Gerry McKiernan writes: \"I am greatly interested in learning of candidates for inclusion in
BANaRAMA, my registry established to serve as a resource for libraries who seek examples of banner \'ads\' or scrawling or scrolling text ro promote library services, resources, or collection.
Current banner \'ads\', scrolling text, refresh rotation, etc. in BANaRAMa(sm) range from the subtle to the sublime [:->].
I remain interested in multimedia banner \'ads\' that include streaming audio and/or video .
[Think about the possibilities of streaming audio/video *library* banner \'ads\'!]\"

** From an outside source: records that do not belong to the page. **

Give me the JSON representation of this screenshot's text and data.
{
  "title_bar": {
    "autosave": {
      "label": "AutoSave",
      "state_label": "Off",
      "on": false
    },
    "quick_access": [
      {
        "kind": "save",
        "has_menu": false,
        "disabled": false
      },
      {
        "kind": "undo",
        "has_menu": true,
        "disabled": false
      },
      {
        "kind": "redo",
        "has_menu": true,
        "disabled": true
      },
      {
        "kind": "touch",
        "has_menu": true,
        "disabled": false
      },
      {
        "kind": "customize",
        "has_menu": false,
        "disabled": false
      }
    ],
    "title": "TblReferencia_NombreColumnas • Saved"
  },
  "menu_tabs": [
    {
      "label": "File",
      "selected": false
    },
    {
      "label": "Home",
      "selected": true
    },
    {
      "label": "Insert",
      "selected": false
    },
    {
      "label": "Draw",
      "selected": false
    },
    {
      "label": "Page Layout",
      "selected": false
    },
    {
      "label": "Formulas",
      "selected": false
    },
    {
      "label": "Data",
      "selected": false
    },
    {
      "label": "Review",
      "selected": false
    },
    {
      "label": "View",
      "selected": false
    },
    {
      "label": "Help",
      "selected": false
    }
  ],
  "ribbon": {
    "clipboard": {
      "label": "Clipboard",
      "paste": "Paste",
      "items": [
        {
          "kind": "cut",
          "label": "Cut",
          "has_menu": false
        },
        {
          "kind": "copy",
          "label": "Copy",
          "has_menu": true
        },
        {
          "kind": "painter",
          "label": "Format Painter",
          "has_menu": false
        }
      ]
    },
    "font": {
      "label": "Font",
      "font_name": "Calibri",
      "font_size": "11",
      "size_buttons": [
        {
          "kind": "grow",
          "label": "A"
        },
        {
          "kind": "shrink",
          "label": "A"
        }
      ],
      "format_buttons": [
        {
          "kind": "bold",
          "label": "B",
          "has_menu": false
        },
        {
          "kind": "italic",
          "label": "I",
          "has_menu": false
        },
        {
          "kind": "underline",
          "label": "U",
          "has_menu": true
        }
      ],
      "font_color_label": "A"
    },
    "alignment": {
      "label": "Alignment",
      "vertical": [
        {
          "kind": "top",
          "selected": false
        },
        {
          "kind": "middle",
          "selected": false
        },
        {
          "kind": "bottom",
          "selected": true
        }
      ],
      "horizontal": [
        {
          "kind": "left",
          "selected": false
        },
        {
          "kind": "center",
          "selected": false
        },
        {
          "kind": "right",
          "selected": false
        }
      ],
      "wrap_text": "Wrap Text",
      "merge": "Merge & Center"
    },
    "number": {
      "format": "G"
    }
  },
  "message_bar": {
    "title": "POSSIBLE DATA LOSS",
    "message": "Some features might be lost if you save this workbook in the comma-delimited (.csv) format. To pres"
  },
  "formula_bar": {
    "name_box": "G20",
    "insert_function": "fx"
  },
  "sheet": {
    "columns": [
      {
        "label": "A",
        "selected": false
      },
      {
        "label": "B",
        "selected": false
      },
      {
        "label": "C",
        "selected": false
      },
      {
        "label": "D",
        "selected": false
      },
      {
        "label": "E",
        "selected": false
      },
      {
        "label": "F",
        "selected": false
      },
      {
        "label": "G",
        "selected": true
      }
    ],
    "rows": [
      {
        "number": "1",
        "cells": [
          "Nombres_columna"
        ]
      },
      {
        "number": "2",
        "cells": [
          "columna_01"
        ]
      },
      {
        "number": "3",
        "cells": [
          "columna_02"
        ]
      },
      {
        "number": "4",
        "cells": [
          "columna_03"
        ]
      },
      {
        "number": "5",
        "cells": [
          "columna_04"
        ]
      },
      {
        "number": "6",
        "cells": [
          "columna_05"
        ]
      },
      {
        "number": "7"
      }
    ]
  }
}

After a Tacoma, WA, homeless shelter was demolished in order to make room for a convention center, those who used the facility began flocking to the library. Library Director, Susan Odencrantz doesn\'t want to throw the homeless people out, but they seem to be taking over the building. According to Odencrantz, since the shelter closed, the library has seen a significant increase in drug trafficking in the men\'s room and prostitution in the ladies room. More
\"Even though forecasting change is a highly questionable enterprise, this chapter is devoted to imaginations regarding possible futures of a smokestack information system (McKenzie, 1993) we once called \"libraries.\" What are we going to find when we visit in 2005? Will we still have library media specialists working in schools? Will they still work in spaces which students visit once each week in order to provide prep time for classroom teachers? Will there be even more feet of shelving to hold books? Will there still be books?\"
Libraries of the Future is a neat look forward from November, 1993, by Jamie McKenzie.
This rebuilt library is supposed to be more like a bookstore - coffee shop, faced out books, lots of bestsellers, etc.
Judy Bruce says:\"We\'re doing a thing that we call \'merchandising\'. The appearance of the branch is much like you would see in Barnes and Noble or Borders. We have a lot of face-out displays. You\'ll notice all around the library there is a big window or a face out display; we don\'t have any just plain wall space. Even on the shelving and the ends of the bookcases were trying to display books, so people can see the covers, it\'s more attractive. If people pick up [a book], they take it. We really put a focus on displays. We try to make it all more visually appealing. There\'s also a focus on providing popular best sellers.\"
Good idea, or evil corporate influences sneaking into our libraries?